The Court's analysis of the administrator's determinations with respect to Plaintiff's claims is limited to ascertaining whether the administrator's decisions were reasonable. The Court may not substitute any conclusions it may have reached were it to have decided Plaintiff's claims. Rather, the Court must apply the deferential standard. Focusing solely on the evidence available to the administrator at the time of the decision, the Court concludes that a reasonable person could have arrived at the conclusions reached. As such, the administrator's decision may not be set aside.


IT IS HEREBY ORDERED that Defendant's Motion for Summary Judgment on the Supplemented Administrative Record, [Doc. No. 47], is granted

IT IS FURTHER ORDERED that Plaintiff's Motion for Judgment on the Supplemental Administrative Record, [Doc. No. 51] is denied.

A separate judgement in accordance with this Opinion, Memorandum and Order is entered this same date.

Buy This Entire Record For $7.95

Official citation and/or docket number and footnotes (if any) for this case available with purchase.
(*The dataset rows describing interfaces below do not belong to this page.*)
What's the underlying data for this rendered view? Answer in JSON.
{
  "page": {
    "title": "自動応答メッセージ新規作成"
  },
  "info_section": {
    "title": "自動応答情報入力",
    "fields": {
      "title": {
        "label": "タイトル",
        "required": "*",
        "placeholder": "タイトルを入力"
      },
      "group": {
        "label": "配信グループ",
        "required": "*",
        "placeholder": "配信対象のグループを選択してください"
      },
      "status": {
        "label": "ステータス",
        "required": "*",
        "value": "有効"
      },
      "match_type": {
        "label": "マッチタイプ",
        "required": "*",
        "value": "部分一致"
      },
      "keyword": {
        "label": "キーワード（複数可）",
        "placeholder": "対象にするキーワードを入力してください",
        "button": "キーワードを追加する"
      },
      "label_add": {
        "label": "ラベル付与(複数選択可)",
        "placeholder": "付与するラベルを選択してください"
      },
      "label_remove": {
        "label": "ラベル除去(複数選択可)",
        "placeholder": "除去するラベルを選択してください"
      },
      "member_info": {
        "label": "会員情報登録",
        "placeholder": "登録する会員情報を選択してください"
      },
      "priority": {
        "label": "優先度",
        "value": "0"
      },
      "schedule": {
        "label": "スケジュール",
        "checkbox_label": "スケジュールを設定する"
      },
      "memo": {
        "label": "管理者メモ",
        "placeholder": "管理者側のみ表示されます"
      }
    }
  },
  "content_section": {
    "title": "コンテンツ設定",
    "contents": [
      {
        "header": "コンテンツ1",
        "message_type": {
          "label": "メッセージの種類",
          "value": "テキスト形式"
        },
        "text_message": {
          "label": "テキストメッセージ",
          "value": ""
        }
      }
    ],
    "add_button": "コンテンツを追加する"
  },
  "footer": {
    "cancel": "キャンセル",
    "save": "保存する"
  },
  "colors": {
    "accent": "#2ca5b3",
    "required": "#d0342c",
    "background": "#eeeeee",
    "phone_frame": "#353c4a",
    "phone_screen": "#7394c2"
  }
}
Learn more about what you receive with purchase of this case.